Kazakhstan: Conservation & Sustainable Management
|Conservation and Sustainable Management of Key Globally Important Ecosystems for Multiple Benefits
|Forestry and Wildlife Committee of the Ministry of Agriculture
STRENGTHENING AND EXPANDING PROTECTED AREAS
Snow leopards require large areas of land to survive and thrive, depending on vast mountain and forest corridors as natural ‘bridges’ for their genetic mixing and interactions. Although Kazakhstan has protected approximately 8% of its total land area, only an estimated 30-35% of the nation’s snow leopard range lies within this protected area (PA) network, resulting in habitat fragmentation and disconnectivity as human activity encroaches on unprotected parcels. Moreover, critical wildlife habitat both within and outside of the PA network are facing severe degradation due to inadequate land management, unsustainable exploitation of natural resources, unregulated expansion of tourism, overgrazing by livestock, and climate change.
To address gaps in bio-geographical coverage, this project will focus on expanding the existing PA estate in accordance with a national plan prepared by the Government of Kazakhstan. It will focus on creating new PAs through increasing the total share of several critical, yet underrepresented ecosystems within the Kazakhstan PA estate by around 1,890,763 ha. Importantly, some 882,028 ha of this expansion will include mountain grasslands and forest ecosystems—important habitat for snow leopards, including northern corridor habitats that will enable population mixing and viability in a transboundary context.
As part of this process, the project will develop the legal articles for the gazettement of the proposed PAs, including their zoning arrangements, management regimes, operational and business plans.
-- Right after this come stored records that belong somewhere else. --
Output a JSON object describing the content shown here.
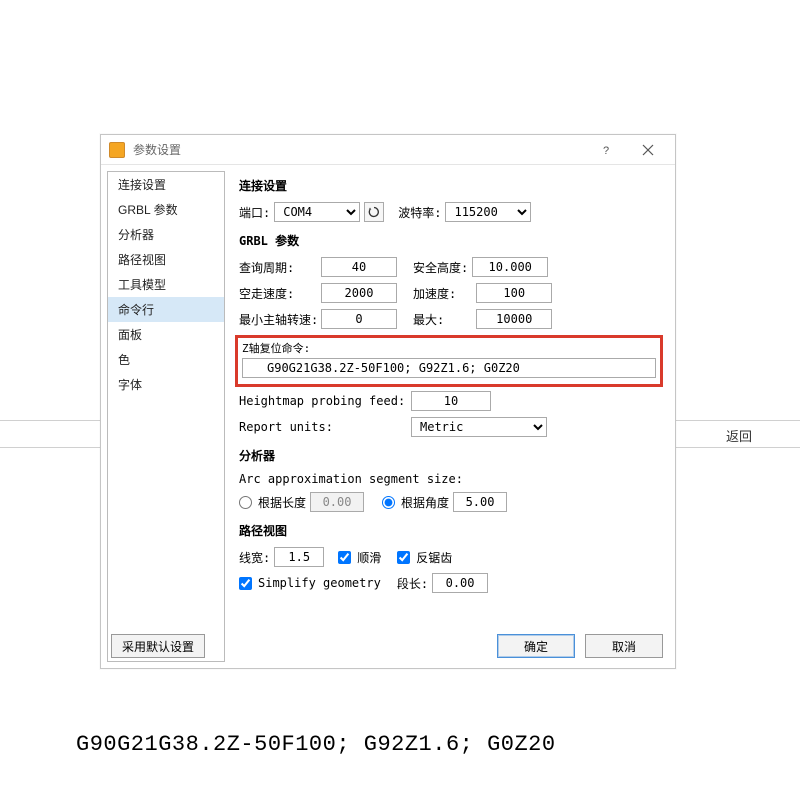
{
  "background": {
    "return_label": "返回"
  },
  "titlebar": {
    "title": "参数设置"
  },
  "sidebar": {
    "items": [
      {
        "label": "连接设置"
      },
      {
        "label": "GRBL 参数"
      },
      {
        "label": "分析器"
      },
      {
        "label": "路径视图"
      },
      {
        "label": "工具模型"
      },
      {
        "label": "命令行",
        "selected": true
      },
      {
        "label": "面板"
      },
      {
        "label": "色"
      },
      {
        "label": "字体"
      }
    ]
  },
  "content": {
    "conn": {
      "title": "连接设置",
      "port_label": "端口:",
      "port_value": "COM4",
      "baud_label": "波特率:",
      "baud_value": "115200"
    },
    "grbl": {
      "title": "GRBL 参数",
      "poll_label": "查询周期:",
      "poll_value": "40",
      "safe_label": "安全高度:",
      "safe_value": "10.000",
      "idle_label": "空走速度:",
      "idle_value": "2000",
      "accel_label": "加速度:",
      "accel_value": "100",
      "spindle_min_label": "最小主轴转速:",
      "spindle_min_value": "0",
      "spindle_max_label": "最大:",
      "spindle_max_value": "10000"
    },
    "z_reset": {
      "label": "Z轴复位命令:",
      "value": "G90G21G38.2Z-50F100; G92Z1.6; G0Z20"
    },
    "heightmap": {
      "label": "Heightmap probing feed:",
      "value": "10"
    },
    "report": {
      "label": "Report units:",
      "value": "Metric"
    },
    "analyzer": {
      "title": "分析器",
      "arc_label": "Arc approximation segment size:",
      "by_length_label": "根据长度",
      "by_length_value": "0.00",
      "by_angle_label": "根据角度",
      "by_angle_value": "5.00"
    },
    "pathview": {
      "title": "路径视图",
      "linewidth_label": "线宽:",
      "linewidth_value": "1.5",
      "smooth_label": "顺滑",
      "antialias_label": "反锯齿",
      "simplify_label": "Simplify geometry",
      "segment_label": "段长:",
      "segment_value": "0.00"
    }
  },
  "footer": {
    "defaults": "采用默认设置",
    "ok": "确定",
    "cancel": "取消"
  },
  "bottom_code": "G90G21G38.2Z-50F100; G92Z1.6; G0Z20"
}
These plans will contain clearly defined ecosystem management goals and actions for each new PA.
Crucially, this project will also focus on modernizing and strengthening the management effectiveness and financial sustainability of PAs. Particular focus will be placed on forest management planning that meets the standards for High Conservation Value Forests. Forest zoning, inventory principles, timber and non-timber forest product harvesting regimes, will be modified to ensure maximum protection of biodiversity and soil integrity. International cooperation for law enforcement, monitoring and knowledge sharing will also be supported by this project to promote an integrated, landscape-scale approach to management of habitat for globally significant wildlife in Kazakhstan’s high mountain ecosystems.